TASK:
Below are some records. Set each one down exactly as it reads.

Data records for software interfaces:
++++++++++++++++++++

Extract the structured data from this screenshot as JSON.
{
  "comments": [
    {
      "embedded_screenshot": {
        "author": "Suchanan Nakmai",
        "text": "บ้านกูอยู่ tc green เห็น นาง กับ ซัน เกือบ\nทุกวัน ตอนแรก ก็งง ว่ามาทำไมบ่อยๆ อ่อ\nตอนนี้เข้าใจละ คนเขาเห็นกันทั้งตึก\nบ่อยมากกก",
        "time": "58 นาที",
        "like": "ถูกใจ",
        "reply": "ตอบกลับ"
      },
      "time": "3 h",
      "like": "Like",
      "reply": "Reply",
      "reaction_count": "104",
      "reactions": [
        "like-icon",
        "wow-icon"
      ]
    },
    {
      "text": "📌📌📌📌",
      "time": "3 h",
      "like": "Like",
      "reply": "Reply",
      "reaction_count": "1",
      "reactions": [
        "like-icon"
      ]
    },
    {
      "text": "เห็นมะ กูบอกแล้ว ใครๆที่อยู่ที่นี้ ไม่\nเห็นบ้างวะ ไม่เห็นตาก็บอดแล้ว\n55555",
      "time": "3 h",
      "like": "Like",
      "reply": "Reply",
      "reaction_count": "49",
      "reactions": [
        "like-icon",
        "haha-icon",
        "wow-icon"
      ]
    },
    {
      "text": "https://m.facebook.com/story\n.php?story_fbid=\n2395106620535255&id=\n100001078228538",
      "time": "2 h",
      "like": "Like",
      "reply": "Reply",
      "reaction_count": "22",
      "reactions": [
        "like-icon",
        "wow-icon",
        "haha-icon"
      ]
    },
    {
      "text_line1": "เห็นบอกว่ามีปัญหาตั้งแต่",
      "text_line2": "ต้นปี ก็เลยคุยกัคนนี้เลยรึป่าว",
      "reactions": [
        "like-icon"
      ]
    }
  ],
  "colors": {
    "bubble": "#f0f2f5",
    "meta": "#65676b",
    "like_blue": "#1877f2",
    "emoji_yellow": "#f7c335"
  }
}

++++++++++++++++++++

EXERCISE SOLUTION:
Extract the structured data from this screenshot as JSON.
{
  "comments": [
    {
      "embedded_screenshot": {
        "author": "Suchanan Nakmai",
        "text": "บ้านกูอยู่ tc green เห็น นาง กับ ซัน เกือบ\nทุกวัน ตอนแรก ก็งง ว่ามาทำไมบ่อยๆ อ่อ\nตอนนี้เข้าใจละ คนเขาเห็นกันทั้งตึก\nบ่อยมากกก",
        "time": "58 นาที",
        "like": "ถูกใจ",
        "reply": "ตอบกลับ"
      },
      "time": "3 h",
      "like": "Like",
      "reply": "Reply",
      "reaction_count": "104",
      "reactions": [
        "like-icon",
        "wow-icon"
      ]
    },
    {
      "text": "📌📌📌📌",
      "time": "3 h",
      "like": "Like",
      "reply": "Reply",
      "reaction_count": "1",
      "reactions": [
        "like-icon"
      ]
    },
    {
      "text": "เห็นมะ กูบอกแล้ว ใครๆที่อยู่ที่นี้ ไม่\nเห็นบ้างวะ ไม่เห็นตาก็บอดแล้ว\n55555",
      "time": "3 h",
      "like": "Like",
      "reply": "Reply",
      "reaction_count": "49",
      "reactions": [
        "like-icon",
        "haha-icon",
        "wow-icon"
      ]
    },
    {
      "text": "https://m.facebook.com/story\n.php?story_fbid=\n2395106620535255&id=\n100001078228538",
      "time": "2 h",
      "like": "Like",
      "reply": "Reply",
      "reaction_count": "22",
      "reactions": [
        "like-icon",
        "wow-icon",
        "haha-icon"
      ]
    },
    {
      "text_line1": "เห็นบอกว่ามีปัญหาตั้งแต่",
      "text_line2": "ต้นปี ก็เลยคุยกัคนนี้เลยรึป่าว",
      "reactions": [
        "like-icon"
      ]
    }
  ],
  "colors": {
    "bubble": "#f0f2f5",
    "meta": "#65676b",
    "like_blue": "#1877f2",
    "emoji_yellow": "#f7c335"
  }
}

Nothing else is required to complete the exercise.